According to Alain Dominique Perrin, the year started positively with the largest number of Deans at the Annual Dean’s Conference in Istanbul. 2300 members have attended events and seminars throughout the year. Problems in the economic cycle mean that business schools are facing many challenges. EFMD is a source of knowledge and sharing of best practices to help them overcome these problems. Mr. Perrin then thanked everyone for attending conferences, being a part of PRT and making contributions on boards.
Alain Dominique Perrin then asked the assembly to ratify the new members into EFMD.
At the 1st EFMD Americas in Sao Paulo, Ambassador Marcos Azambuja gave an amusing and insightful talk about the current state of Brazil. He talked about the political and economic context of the country, its strengths and also its weaknesses and the challenges it faces. Continue reading
A guest blog by Patrick Mazzariol and Tricia Underwood.
The most important asset to an organization is the people making employee retention a critical element of the organization. An employee’s reason for leaving their company may not be what you suspect: more money, a better title or a new career opportunity. In fact, when one million people were polled by Gallop in 2008, 82 percent responded, stating that, “I left my manager not the company.” The same poll found that there is a high correlation between employee satisfaction and performance, and an even higher correlation between leadership practices and employee satisfaction. A manager’s leadership skills have greater influence on employee fulfillment at work that most companies are willing to recognize. Companies must take an active role to build key leadership qualities and environments, less face the revolving door of employee turnover and a weaker organization. Continue reading
Speaking at the opening of the “Finance in New York” Transcontinental Programme, Marianne Schenk, Director of Talent Management at Credit Suisse, New York, gave some key insights into how the newly arrived students should think about managing a career in the finance industry. With 23 years of experience of working in the Zurich based financial services firm, Ms. Schenk was able to share her knowledge of working in a highly international and fast moving context on both sides of the Atlantic. Continue reading
Next week will be the final week before the end of term in a host of universities across the different parts of the world. For many students this brings the dreaded exam week and often a huge amount of self doubt with it. Many have thoughts of giving up the whole process at this time. After all, Bill Gates, Steve Jobs and Mark Zuckerberg are all college dropouts and they seem to have done alright for themselves. If they could succeed with a degree, is it really necessary to spend all that time and effort? It might seem like a nice idea but unfortunately, these few examples don’t tell the entire story.
At the recent Peter Drucker forum in Vienna, I was lucky enough to catch up with Rick Goings, CEO of the Tupperware Brands Corporation, a multi-brand, multi-category company. The company achieved great success by distinguishing itself through direct sales and its famous Tupperware parties. The company was founded just after the Second World War when it was all about ‘plastics’. During the 50s, 60s, 70s and early 80s Tupperware went through wonderful years until it hit a wall. But Goings is passionate about the company and since he joined Tupperware in 1992, its fortunes have revived. Today it employs 13 500 people and has revenues of $2.3 billion.

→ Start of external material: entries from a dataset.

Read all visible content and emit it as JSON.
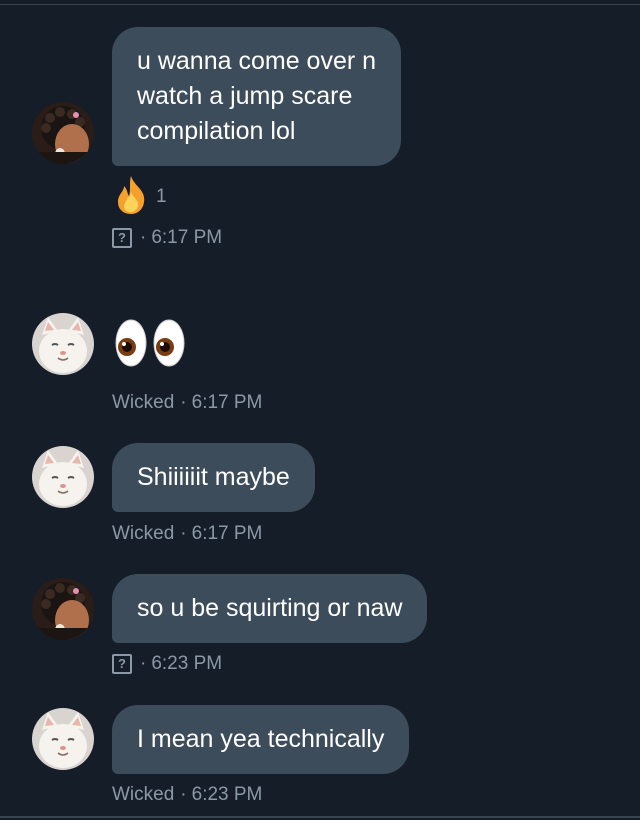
{
  "conversation": {
    "messages": [
      {
        "sender": "other",
        "avatar": "curly-hair-avatar",
        "lines": [
          "u wanna come over n",
          "watch a jump scare",
          "compilation lol"
        ],
        "reaction": {
          "icon": "fire-emoji",
          "count": "1"
        },
        "status_icon": "unknown-glyph-icon",
        "separator": "·",
        "time": "6:17 PM"
      },
      {
        "sender": "self",
        "avatar": "white-cat-avatar",
        "emoji": "eyes-emoji",
        "name": "Wicked",
        "separator": "·",
        "time": "6:17 PM"
      },
      {
        "sender": "self",
        "avatar": "white-cat-avatar",
        "text": "Shiiiiiit maybe",
        "name": "Wicked",
        "separator": "·",
        "time": "6:17 PM"
      },
      {
        "sender": "other",
        "avatar": "curly-hair-avatar",
        "text": "so u be squirting or naw",
        "status_icon": "unknown-glyph-icon",
        "separator": "·",
        "time": "6:23 PM"
      },
      {
        "sender": "self",
        "avatar": "white-cat-avatar",
        "text": "I mean yea technically",
        "name": "Wicked",
        "separator": "·",
        "time": "6:23 PM"
      }
    ]
  },
  "glyphs": {
    "unknown": "?"
  },
  "colors": {
    "background": "#151d28",
    "bubble": "#3d4c5a",
    "meta_text": "#8b98a5",
    "divider": "#38444d"
  }
}
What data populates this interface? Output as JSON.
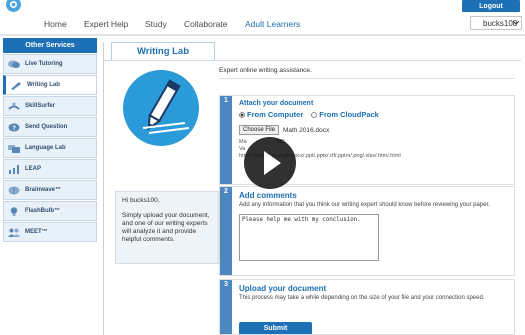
{
  "header": {
    "logout_label": "Logout",
    "nav": [
      "Home",
      "Expert Help",
      "Study",
      "Collaborate",
      "Adult Learners"
    ],
    "active_nav": "Adult Learners",
    "user_select": "bucks100"
  },
  "sidebar": {
    "title": "Other Services",
    "items": [
      {
        "label": "Live Tutoring",
        "icon": "chat-bubble-icon"
      },
      {
        "label": "Writing Lab",
        "icon": "pencil-icon"
      },
      {
        "label": "SkillSurfer",
        "icon": "surfer-icon"
      },
      {
        "label": "Send Question",
        "icon": "question-icon"
      },
      {
        "label": "Language Lab",
        "icon": "language-icon"
      },
      {
        "label": "LEAP",
        "icon": "chart-icon"
      },
      {
        "label": "Brainwave™",
        "icon": "brain-icon"
      },
      {
        "label": "FlashBulb™",
        "icon": "bulb-icon"
      },
      {
        "label": "MEET™",
        "icon": "people-icon"
      }
    ],
    "active_item": "Writing Lab"
  },
  "main": {
    "tab_label": "Writing Lab",
    "intro": "Expert online writing assistance.",
    "greeting": {
      "hi": "Hi bucks100,",
      "body": "Simply upload your document, and one of our writing experts will analyze it and provide helpful comments."
    },
    "steps": [
      {
        "number": "1",
        "title": "Attach your document",
        "radio_computer": "From Computer",
        "radio_cloud": "From CloudPack",
        "choose_label": "Choose File",
        "file_name": "Math 2016.docx",
        "max_size_text": "Ma",
        "size_limit_text": "MB",
        "valid_prefix": "Va",
        "valid_types": "html/.txt/.pdf/.jpg/.gif/.docx/.ppt/.pptx/.rtf/.pptm/.png/.xlsx/.htm/.html"
      },
      {
        "number": "2",
        "title": "Add comments",
        "description": "Add any information that you think our writing expert should know before reviewing your paper.",
        "comment_value": "Please help me with my conclusion."
      },
      {
        "number": "3",
        "title": "Upload your document",
        "description": "This process may take a while depending on the size of your file and your connection speed.",
        "submit_label": "Submit"
      }
    ]
  },
  "colors": {
    "accent": "#1e70b6",
    "step_number_bg": "#4c87bf",
    "sidebar_bg": "#e8f0f8",
    "illustration_bg": "#2a9bd8"
  }
}
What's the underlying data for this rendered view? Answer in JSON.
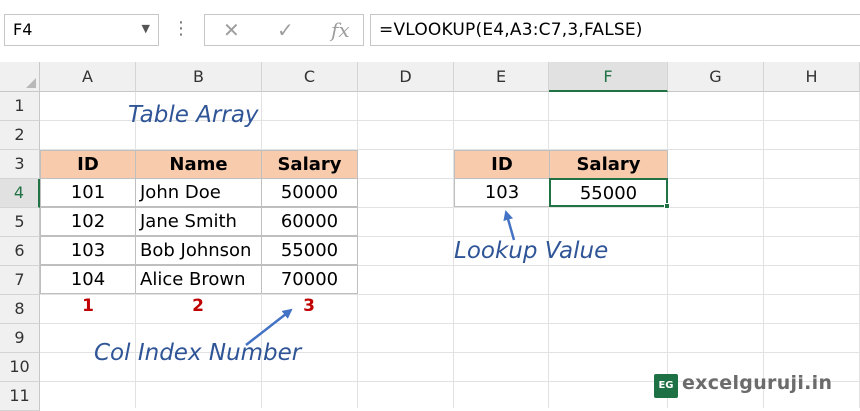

Autumn is the time of year when many newspapers and journals produce their university league tables. For example, September saw the publication of the Financial Times (FT) Business Education Supplement, and in the UK the Sunday Times Good University Guide, offering different takes on where to study. These two are targeted at very different audiences. The Sunday Times Guide is aimed at parents as much as students, recognising that parents have a significant stake in the decision making process that leads to undergraduate study choices, whilst the FT Supplement is written for mainly for business people intent on furthering their careers, by making a shrewd investment in a Masters level qualification.